▶ YOUR ASSIGNMENT
Skip the pictures and repeat each line of the data exactly.

Page and application data records:
◇ ◇ ◇ ◇ ◇
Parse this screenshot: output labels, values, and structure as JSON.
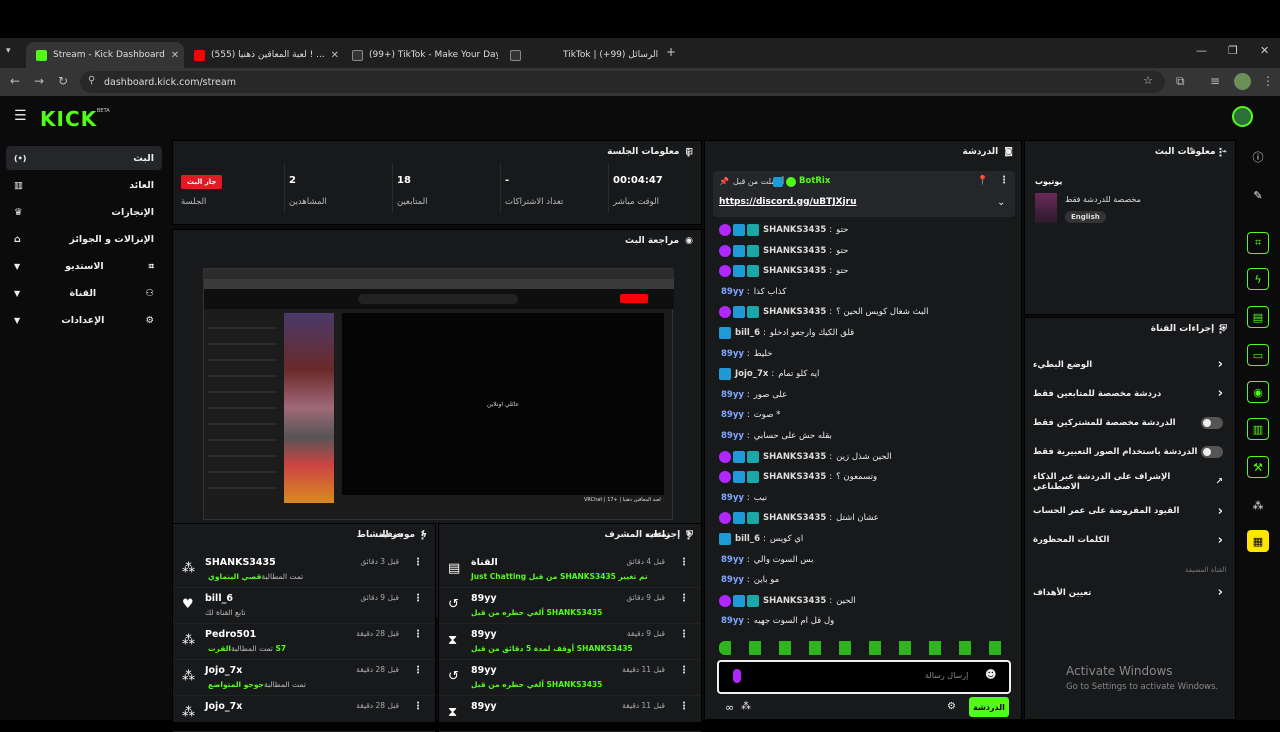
{
  "browser": {
    "tabs": [
      {
        "title": "Stream - Kick Dashboard",
        "color": "#53fc18"
      },
      {
        "title": "(555) لعبة المعاقين ذهنيا ! ...",
        "color": "#ff0000"
      },
      {
        "title": "(99+) TikTok - Make Your Day",
        "color": "#333333"
      },
      {
        "title": "TikTok | الرسائل (99+)",
        "color": "#333333"
      }
    ],
    "url": "dashboard.kick.com/stream"
  },
  "app": {
    "logo": "KICK",
    "beta": "BETA",
    "sidebar": [
      {
        "label": "البث",
        "icon": "(•)"
      },
      {
        "label": "العائد",
        "icon": "▥"
      },
      {
        "label": "الإنجازات",
        "icon": "♛"
      },
      {
        "label": "الإنزالات و الجوائز",
        "icon": "⌂"
      },
      {
        "label": "الاستديو",
        "icon": "⌗"
      },
      {
        "label": "القناة",
        "icon": "⚇"
      },
      {
        "label": "الإعدادات",
        "icon": "⚙"
      }
    ],
    "session": {
      "title": "معلومات الجلسة",
      "stats": [
        {
          "label": "الوقت مباشر",
          "value": "00:04:47"
        },
        {
          "label": "تعداد الاشتراكات",
          "value": "-"
        },
        {
          "label": "المتابعين",
          "value": "18"
        },
        {
          "label": "المشاهدين",
          "value": "2"
        },
        {
          "label": "الجلسة",
          "value": "جار البث"
        }
      ]
    },
    "review": {
      "title": "مراجعة البث",
      "inner_caption": "عائلي اونلاين",
      "inner_bottom": "VRChat | 17+ | لعبة المعاقين ذهنيا"
    },
    "activity": {
      "title": "موجز النشاط",
      "filter": "تصفية",
      "items": [
        {
          "name": "SHANKS3435",
          "sub": "تمت المطالبة",
          "sub_hl": "قصي الينماوي",
          "time": "قبل 3 دقائق",
          "icon": "⁂"
        },
        {
          "name": "bill_6",
          "sub": "تابع القناة لك",
          "sub_hl": "",
          "time": "قبل 9 دقائق",
          "icon": "♥"
        },
        {
          "name": "Pedro501",
          "sub": "تمت المطالبة",
          "sub_hl": "القرت S7",
          "time": "قبل 28 دقيقة",
          "icon": "⁂"
        },
        {
          "name": "Jojo_7x",
          "sub": "تمت المطالبة",
          "sub_hl": "جوجو المتواضع",
          "time": "قبل 28 دقيقة",
          "icon": "⁂"
        },
        {
          "name": "Jojo_7x",
          "sub": "",
          "sub_hl": "",
          "time": "قبل 28 دقيقة",
          "icon": "⁂"
        }
      ]
    },
    "mod": {
      "title": "إجراءات المشرف",
      "filter": "تصفية",
      "items": [
        {
          "name": "القناة",
          "sub": "Just Chatting من قبل SHANKS3435 تم تغيير",
          "time": "قبل 4 دقائق",
          "icon": "▤"
        },
        {
          "name": "89yy",
          "sub": "ألغي حظره من قبل SHANKS3435",
          "time": "قبل 9 دقائق",
          "icon": "↺"
        },
        {
          "name": "89yy",
          "sub": "أوقف لمدة 5 دقائق من قبل SHANKS3435",
          "time": "قبل 9 دقيقة",
          "icon": "⧗"
        },
        {
          "name": "89yy",
          "sub": "ألغي حظره من قبل SHANKS3435",
          "time": "قبل 11 دقيقة",
          "icon": "↺"
        },
        {
          "name": "89yy",
          "sub": "",
          "time": "قبل 11 دقيقة",
          "icon": "⧗"
        }
      ]
    },
    "chat": {
      "title": "الدردشة",
      "pinned_by": "أرسلت من قبل",
      "pinned_user": "BotRix",
      "pinned_link": "https://discord.gg/uBTJXjru",
      "messages": [
        {
          "user": "SHANKS3435",
          "text": "حتو",
          "badges": [
            "mic",
            "mod",
            "sub"
          ],
          "color": "u-gray"
        },
        {
          "user": "SHANKS3435",
          "text": "حتو",
          "badges": [
            "mic",
            "mod",
            "sub"
          ],
          "color": "u-gray"
        },
        {
          "user": "SHANKS3435",
          "text": "حتو",
          "badges": [
            "mic",
            "mod",
            "sub"
          ],
          "color": "u-gray"
        },
        {
          "user": "89yy",
          "text": "كذاب كذا",
          "badges": [],
          "color": "u-blue"
        },
        {
          "user": "SHANKS3435",
          "text": "البث شغال كويس الحين ؟",
          "badges": [
            "mic",
            "mod",
            "sub"
          ],
          "color": "u-gray"
        },
        {
          "user": "bill_6",
          "text": "قلق الكيك وارجعو ادخلو",
          "badges": [
            "mod"
          ],
          "color": "u-gray"
        },
        {
          "user": "89yy",
          "text": "خليط",
          "badges": [],
          "color": "u-blue"
        },
        {
          "user": "Jojo_7x",
          "text": "ايه كلو تمام",
          "badges": [
            "mod"
          ],
          "color": "u-gray"
        },
        {
          "user": "89yy",
          "text": "على صور",
          "badges": [],
          "color": "u-blue"
        },
        {
          "user": "89yy",
          "text": "صوت *",
          "badges": [],
          "color": "u-blue"
        },
        {
          "user": "89yy",
          "text": "بقله حش على حسابي",
          "badges": [],
          "color": "u-blue"
        },
        {
          "user": "SHANKS3435",
          "text": "الحين شذل زين",
          "badges": [
            "mic",
            "mod",
            "sub"
          ],
          "color": "u-gray"
        },
        {
          "user": "SHANKS3435",
          "text": "وتسمعون ؟",
          "badges": [
            "mic",
            "mod",
            "sub"
          ],
          "color": "u-gray"
        },
        {
          "user": "89yy",
          "text": "نيب",
          "badges": [],
          "color": "u-blue"
        },
        {
          "user": "SHANKS3435",
          "text": "عشان اشتل",
          "badges": [
            "mic",
            "mod",
            "sub"
          ],
          "color": "u-gray"
        },
        {
          "user": "bill_6",
          "text": "اي كويس",
          "badges": [
            "mod"
          ],
          "color": "u-gray"
        },
        {
          "user": "89yy",
          "text": "بس السوت والي",
          "badges": [],
          "color": "u-blue"
        },
        {
          "user": "89yy",
          "text": "مو باين",
          "badges": [],
          "color": "u-blue"
        },
        {
          "user": "SHANKS3435",
          "text": "الحين",
          "badges": [
            "mic",
            "mod",
            "sub"
          ],
          "color": "u-gray"
        },
        {
          "user": "89yy",
          "text": "ول قل ام السوت جهيه",
          "badges": [],
          "color": "u-blue"
        }
      ],
      "input_placeholder": "إرسال رسالة",
      "send_label": "الدردشة"
    },
    "stream_info": {
      "title": "معلومات البث",
      "category": "يوتيوب",
      "desc": "مخصصة للدردشة فقط",
      "lang": "English"
    },
    "channel_actions": {
      "title": "إجراءات القناة",
      "items": [
        {
          "label": "الوضع البطيء",
          "control": "chevron"
        },
        {
          "label": "دردشة مخصصة للمتابعين فقط",
          "control": "chevron"
        },
        {
          "label": "الدردشة مخصصة للمشتركين فقط",
          "control": "toggle"
        },
        {
          "label": "الدردشة باستخدام الصور التعبيرية فقط",
          "control": "toggle"
        },
        {
          "label": "الإشراف على الدردشة عبر الذكاء الاصطناعي",
          "control": "external"
        },
        {
          "label": "القيود المفروضة على عمر الحساب",
          "control": "chevron"
        },
        {
          "label": "الكلمات المحظورة",
          "control": "chevron"
        }
      ],
      "section": "القناة المضيفة",
      "host_item": "تعيين الأهداف"
    },
    "watermark": {
      "line1": "Activate Windows",
      "line2": "Go to Settings to activate Windows."
    }
  }
}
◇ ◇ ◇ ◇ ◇
▶ WRITTEN SOLUTION
Parse this screenshot: output labels, values, and structure as JSON.
{
  "browser": {
    "tabs": [
      {
        "title": "Stream - Kick Dashboard",
        "color": "#53fc18"
      },
      {
        "title": "(555) لعبة المعاقين ذهنيا ! ...",
        "color": "#ff0000"
      },
      {
        "title": "(99+) TikTok - Make Your Day",
        "color": "#333333"
      },
      {
        "title": "TikTok | الرسائل (99+)",
        "color": "#333333"
      }
    ],
    "url": "dashboard.kick.com/stream"
  },
  "app": {
    "logo": "KICK",
    "beta": "BETA",
    "sidebar": [
      {
        "label": "البث",
        "icon": "(•)"
      },
      {
        "label": "العائد",
        "icon": "▥"
      },
      {
        "label": "الإنجازات",
        "icon": "♛"
      },
      {
        "label": "الإنزالات و الجوائز",
        "icon": "⌂"
      },
      {
        "label": "الاستديو",
        "icon": "⌗"
      },
      {
        "label": "القناة",
        "icon": "⚇"
      },
      {
        "label": "الإعدادات",
        "icon": "⚙"
      }
    ],
    "session": {
      "title": "معلومات الجلسة",
      "stats": [
        {
          "label": "الوقت مباشر",
          "value": "00:04:47"
        },
        {
          "label": "تعداد الاشتراكات",
          "value": "-"
        },
        {
          "label": "المتابعين",
          "value": "18"
        },
        {
          "label": "المشاهدين",
          "value": "2"
        },
        {
          "label": "الجلسة",
          "value": "جار البث"
        }
      ]
    },
    "review": {
      "title": "مراجعة البث",
      "inner_caption": "عائلي اونلاين",
      "inner_bottom": "VRChat | 17+ | لعبة المعاقين ذهنيا"
    },
    "activity": {
      "title": "موجز النشاط",
      "filter": "تصفية",
      "items": [
        {
          "name": "SHANKS3435",
          "sub": "تمت المطالبة",
          "sub_hl": "قصي الينماوي",
          "time": "قبل 3 دقائق",
          "icon": "⁂"
        },
        {
          "name": "bill_6",
          "sub": "تابع القناة لك",
          "sub_hl": "",
          "time": "قبل 9 دقائق",
          "icon": "♥"
        },
        {
          "name": "Pedro501",
          "sub": "تمت المطالبة",
          "sub_hl": "القرت S7",
          "time": "قبل 28 دقيقة",
          "icon": "⁂"
        },
        {
          "name": "Jojo_7x",
          "sub": "تمت المطالبة",
          "sub_hl": "جوجو المتواضع",
          "time": "قبل 28 دقيقة",
          "icon": "⁂"
        },
        {
          "name": "Jojo_7x",
          "sub": "",
          "sub_hl": "",
          "time": "قبل 28 دقيقة",
          "icon": "⁂"
        }
      ]
    },
    "mod": {
      "title": "إجراءات المشرف",
      "filter": "تصفية",
      "items": [
        {
          "name": "القناة",
          "sub": "Just Chatting من قبل SHANKS3435 تم تغيير",
          "time": "قبل 4 دقائق",
          "icon": "▤"
        },
        {
          "name": "89yy",
          "sub": "ألغي حظره من قبل SHANKS3435",
          "time": "قبل 9 دقائق",
          "icon": "↺"
        },
        {
          "name": "89yy",
          "sub": "أوقف لمدة 5 دقائق من قبل SHANKS3435",
          "time": "قبل 9 دقيقة",
          "icon": "⧗"
        },
        {
          "name": "89yy",
          "sub": "ألغي حظره من قبل SHANKS3435",
          "time": "قبل 11 دقيقة",
          "icon": "↺"
        },
        {
          "name": "89yy",
          "sub": "",
          "time": "قبل 11 دقيقة",
          "icon": "⧗"
        }
      ]
    },
    "chat": {
      "title": "الدردشة",
      "pinned_by": "أرسلت من قبل",
      "pinned_user": "BotRix",
      "pinned_link": "https://discord.gg/uBTJXjru",
      "messages": [
        {
          "user": "SHANKS3435",
          "text": "حتو",
          "badges": [
            "mic",
            "mod",
            "sub"
          ],
          "color": "u-gray"
        },
        {
          "user": "SHANKS3435",
          "text": "حتو",
          "badges": [
            "mic",
            "mod",
            "sub"
          ],
          "color": "u-gray"
        },
        {
          "user": "SHANKS3435",
          "text": "حتو",
          "badges": [
            "mic",
            "mod",
            "sub"
          ],
          "color": "u-gray"
        },
        {
          "user": "89yy",
          "text": "كذاب كذا",
          "badges": [],
          "color": "u-blue"
        },
        {
          "user": "SHANKS3435",
          "text": "البث شغال كويس الحين ؟",
          "badges": [
            "mic",
            "mod",
            "sub"
          ],
          "color": "u-gray"
        },
        {
          "user": "bill_6",
          "text": "قلق الكيك وارجعو ادخلو",
          "badges": [
            "mod"
          ],
          "color": "u-gray"
        },
        {
          "user": "89yy",
          "text": "خليط",
          "badges": [],
          "color": "u-blue"
        },
        {
          "user": "Jojo_7x",
          "text": "ايه كلو تمام",
          "badges": [
            "mod"
          ],
          "color": "u-gray"
        },
        {
          "user": "89yy",
          "text": "على صور",
          "badges": [],
          "color": "u-blue"
        },
        {
          "user": "89yy",
          "text": "صوت *",
          "badges": [],
          "color": "u-blue"
        },
        {
          "user": "89yy",
          "text": "بقله حش على حسابي",
          "badges": [],
          "color": "u-blue"
        },
        {
          "user": "SHANKS3435",
          "text": "الحين شذل زين",
          "badges": [
            "mic",
            "mod",
            "sub"
          ],
          "color": "u-gray"
        },
        {
          "user": "SHANKS3435",
          "text": "وتسمعون ؟",
          "badges": [
            "mic",
            "mod",
            "sub"
          ],
          "color": "u-gray"
        },
        {
          "user": "89yy",
          "text": "نيب",
          "badges": [],
          "color": "u-blue"
        },
        {
          "user": "SHANKS3435",
          "text": "عشان اشتل",
          "badges": [
            "mic",
            "mod",
            "sub"
          ],
          "color": "u-gray"
        },
        {
          "user": "bill_6",
          "text": "اي كويس",
          "badges": [
            "mod"
          ],
          "color": "u-gray"
        },
        {
          "user": "89yy",
          "text": "بس السوت والي",
          "badges": [],
          "color": "u-blue"
        },
        {
          "user": "89yy",
          "text": "مو باين",
          "badges": [],
          "color": "u-blue"
        },
        {
          "user": "SHANKS3435",
          "text": "الحين",
          "badges": [
            "mic",
            "mod",
            "sub"
          ],
          "color": "u-gray"
        },
        {
          "user": "89yy",
          "text": "ول قل ام السوت جهيه",
          "badges": [],
          "color": "u-blue"
        }
      ],
      "input_placeholder": "إرسال رسالة",
      "send_label": "الدردشة"
    },
    "stream_info": {
      "title": "معلومات البث",
      "category": "يوتيوب",
      "desc": "مخصصة للدردشة فقط",
      "lang": "English"
    },
    "channel_actions": {
      "title": "إجراءات القناة",
      "items": [
        {
          "label": "الوضع البطيء",
          "control": "chevron"
        },
        {
          "label": "دردشة مخصصة للمتابعين فقط",
          "control": "chevron"
        },
        {
          "label": "الدردشة مخصصة للمشتركين فقط",
          "control": "toggle"
        },
        {
          "label": "الدردشة باستخدام الصور التعبيرية فقط",
          "control": "toggle"
        },
        {
          "label": "الإشراف على الدردشة عبر الذكاء الاصطناعي",
          "control": "external"
        },
        {
          "label": "القيود المفروضة على عمر الحساب",
          "control": "chevron"
        },
        {
          "label": "الكلمات المحظورة",
          "control": "chevron"
        }
      ],
      "section": "القناة المضيفة",
      "host_item": "تعيين الأهداف"
    },
    "watermark": {
      "line1": "Activate Windows",
      "line2": "Go to Settings to activate Windows."
    }
  }
}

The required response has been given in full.